Sturdivant further added hotels will have to develop a strategy for when true corporate and association business starts coming back in a significant way.
“Are they going to be ready to reset? How are these properties’ sales teams going to be prepared to renegotiate in really a whole new paradigm when the retail rate has grown as much as it as it has? So that’s going to be I think the really big kind of unknown for the latter part of this year and 2022 and beyond,” he said.
Nixon reinforced the point maintaining that it depends largely on the type of property and its current occupancy levels as to how to strategize for group business.
“When you talk about some of our bigger boxes taking groups is a smart way to shrink the size of the hotel. Then in the coastal or leisure properties you generally curtail your group business anyway, especially on weekends. However, midweek where we would easily take a group maybe we’re a little bit more hesitant or at least not discounting the rates heavily because the ADRs are just killing it on the beach,” he said.

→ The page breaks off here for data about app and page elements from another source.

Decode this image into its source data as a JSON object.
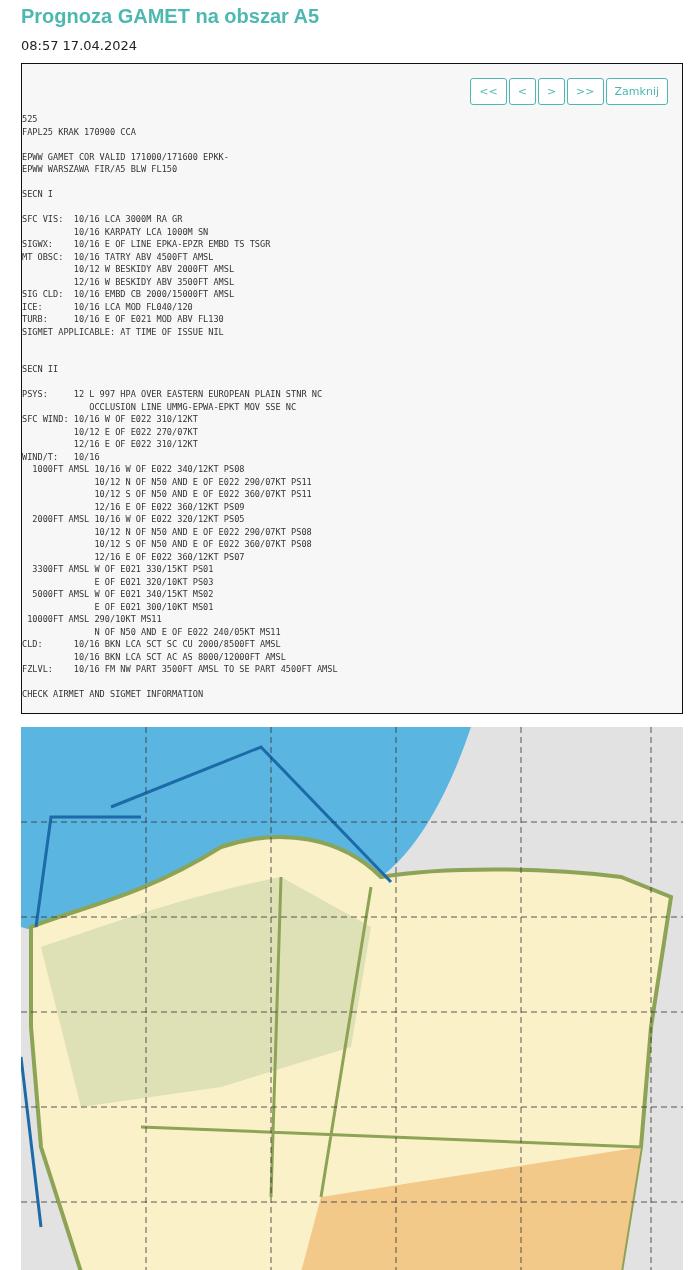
{
  "title": "Prognoza GAMET na obszar A5",
  "timestamp": "08:57 17.04.2024",
  "buttons": [
    {
      "label": "<<"
    },
    {
      "label": "<"
    },
    {
      "label": ">"
    },
    {
      "label": ">>"
    },
    {
      "label": "Zamknij"
    }
  ],
  "bulletin": [
    {
      "extra_gap": false,
      "lines": [
        "525",
        "FAPL25 KRAK 170900 CCA"
      ]
    },
    {
      "extra_gap": false,
      "lines": [
        "EPWW GAMET COR VALID 171000/171600 EPKK-",
        "EPWW WARSZAWA FIR/A5 BLW FL150"
      ]
    },
    {
      "extra_gap": false,
      "lines": [
        "SECN I"
      ]
    },
    {
      "extra_gap": false,
      "lines": [
        "SFC VIS:  10/16 LCA 3000M RA GR",
        "          10/16 KARPATY LCA 1000M SN",
        "SIGWX:    10/16 E OF LINE EPKA-EPZR EMBD TS TSGR",
        "MT OBSC:  10/16 TATRY ABV 4500FT AMSL",
        "          10/12 W BESKIDY ABV 2000FT AMSL",
        "          12/16 W BESKIDY ABV 3500FT AMSL",
        "SIG CLD:  10/16 EMBD CB 2000/15000FT AMSL",
        "ICE:      10/16 LCA MOD FL040/120",
        "TURB:     10/16 E OF E021 MOD ABV FL130",
        "SIGMET APPLICABLE: AT TIME OF ISSUE NIL"
      ]
    },
    {
      "extra_gap": true,
      "lines": [
        "SECN II"
      ]
    },
    {
      "extra_gap": false,
      "lines": [
        "PSYS:     12 L 997 HPA OVER EASTERN EUROPEAN PLAIN STNR NC",
        "             OCCLUSION LINE UMMG-EPWA-EPKT MOV SSE NC",
        "SFC WIND: 10/16 W OF E022 310/12KT",
        "          10/12 E OF E022 270/07KT",
        "          12/16 E OF E022 310/12KT",
        "WIND/T:   10/16",
        "  1000FT AMSL 10/16 W OF E022 340/12KT PS08",
        "              10/12 N OF N50 AND E OF E022 290/07KT PS11",
        "              10/12 S OF N50 AND E OF E022 360/07KT PS11",
        "              12/16 E OF E022 360/12KT PS09",
        "  2000FT AMSL 10/16 W OF E022 320/12KT PS05",
        "              10/12 N OF N50 AND E OF E022 290/07KT PS08",
        "              10/12 S OF N50 AND E OF E022 360/07KT PS08",
        "              12/16 E OF E022 360/12KT PS07",
        "  3300FT AMSL W OF E021 330/15KT PS01",
        "              E OF E021 320/10KT PS03",
        "  5000FT AMSL W OF E021 340/15KT MS02",
        "              E OF E021 300/10KT MS01",
        " 10000FT AMSL 290/10KT MS11",
        "              N OF N50 AND E OF E022 240/05KT MS11",
        "CLD:      10/16 BKN LCA SCT SC CU 2000/8500FT AMSL",
        "          10/16 BKN LCA SCT AC AS 8000/12000FT AMSL",
        "FZLVL:    10/16 FM NW PART 3500FT AMSL TO SE PART 4500FT AMSL"
      ]
    },
    {
      "extra_gap": false,
      "lines": [
        "CHECK AIRMET AND SIGMET INFORMATION"
      ]
    }
  ]
}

“It’s really about the booking pace. It’s been an extraordinarily small window but it’s getting longer, which is helpful for us to make those strategic decisions. But a bird in the hand right now is not a bad thing,” said Winey, noting the company would prefer not to wait to get that business on the books.

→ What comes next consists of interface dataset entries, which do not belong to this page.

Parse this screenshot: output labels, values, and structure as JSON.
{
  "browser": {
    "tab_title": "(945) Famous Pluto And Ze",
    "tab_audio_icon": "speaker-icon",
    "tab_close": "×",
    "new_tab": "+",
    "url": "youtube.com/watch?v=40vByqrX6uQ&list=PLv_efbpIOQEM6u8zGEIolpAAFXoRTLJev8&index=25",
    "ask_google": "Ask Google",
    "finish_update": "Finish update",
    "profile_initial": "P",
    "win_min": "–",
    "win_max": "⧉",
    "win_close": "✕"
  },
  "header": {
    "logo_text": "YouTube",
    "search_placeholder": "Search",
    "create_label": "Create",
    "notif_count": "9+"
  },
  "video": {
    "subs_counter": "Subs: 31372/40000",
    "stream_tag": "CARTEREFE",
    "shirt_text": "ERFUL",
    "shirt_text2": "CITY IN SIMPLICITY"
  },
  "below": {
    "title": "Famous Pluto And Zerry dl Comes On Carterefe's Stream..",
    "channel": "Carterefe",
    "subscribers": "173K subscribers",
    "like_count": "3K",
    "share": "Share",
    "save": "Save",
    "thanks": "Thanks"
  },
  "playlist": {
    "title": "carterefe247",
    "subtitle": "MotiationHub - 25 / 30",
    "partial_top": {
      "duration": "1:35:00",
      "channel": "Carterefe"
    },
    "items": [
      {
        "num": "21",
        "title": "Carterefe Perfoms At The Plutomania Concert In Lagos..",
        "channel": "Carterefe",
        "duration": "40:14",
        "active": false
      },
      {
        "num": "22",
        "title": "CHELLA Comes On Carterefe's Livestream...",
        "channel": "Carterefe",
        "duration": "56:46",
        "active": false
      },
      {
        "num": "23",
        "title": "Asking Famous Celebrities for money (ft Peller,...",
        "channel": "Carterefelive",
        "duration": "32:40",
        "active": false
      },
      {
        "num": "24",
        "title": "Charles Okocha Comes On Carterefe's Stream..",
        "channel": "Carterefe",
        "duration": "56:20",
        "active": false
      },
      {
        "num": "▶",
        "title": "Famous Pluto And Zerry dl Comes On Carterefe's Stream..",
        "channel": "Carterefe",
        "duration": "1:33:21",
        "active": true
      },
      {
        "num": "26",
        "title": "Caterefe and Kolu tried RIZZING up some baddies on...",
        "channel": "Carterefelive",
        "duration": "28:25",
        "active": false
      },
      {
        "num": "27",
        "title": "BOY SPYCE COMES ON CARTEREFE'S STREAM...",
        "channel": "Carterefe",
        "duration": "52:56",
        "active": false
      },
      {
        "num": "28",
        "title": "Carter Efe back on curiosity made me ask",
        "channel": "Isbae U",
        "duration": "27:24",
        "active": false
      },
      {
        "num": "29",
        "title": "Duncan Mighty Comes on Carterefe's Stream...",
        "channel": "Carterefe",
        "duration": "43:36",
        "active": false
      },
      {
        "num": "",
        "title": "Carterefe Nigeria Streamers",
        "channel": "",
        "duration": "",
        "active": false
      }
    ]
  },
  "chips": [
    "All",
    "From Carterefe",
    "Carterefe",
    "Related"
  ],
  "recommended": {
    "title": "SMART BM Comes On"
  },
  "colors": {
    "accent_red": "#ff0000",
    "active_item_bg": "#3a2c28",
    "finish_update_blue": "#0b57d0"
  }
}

Meanwhile, a recent HAMA (Hotel Asset Managers Association) study of roughly 100 members indicated that some 30 percent of survey respondents were considering a brand or management change as part of their recovery strategy. Dickinson weighed in on what’s driving that trend.
“I think that certainly for everyone this has been a period of reset and owners are pretty much evaluating every aspect of their hotel investments and what the best strategy is to go forward. So naturally brand and management are going to be part of that equation.
“We’re seeing some owners evaluating a switch from brand managed to franchised if they’re able. Particularly for the smaller full-service hotels and below they’re taking a hard look at the cost value equation of a brand. With changes to [brand] resources at the corporate and regional level in light of COVID, perhaps in the short run they’re not getting as much bang for their buck and they’re exploring a third-party management arrangement as possibly being more cost-effective,” she noted.
Sturdivant acknowledged that this could represent an opportunity for a third-party management company as he detailed a series of discussions the company hosted on LinkedIn entitled ‘Mother May I?’
“What is that relationship about as you’re trying to take a step forward on behalf of your properties? I do really think it’s how often was management on property? How well did the corporate team really know what was happening in your properties, etc.? These times bring light to any deficiencies that may be out there. It also is a time to really think about the character and culture of the company and the team members. What was their allegiance to the property?” he asked.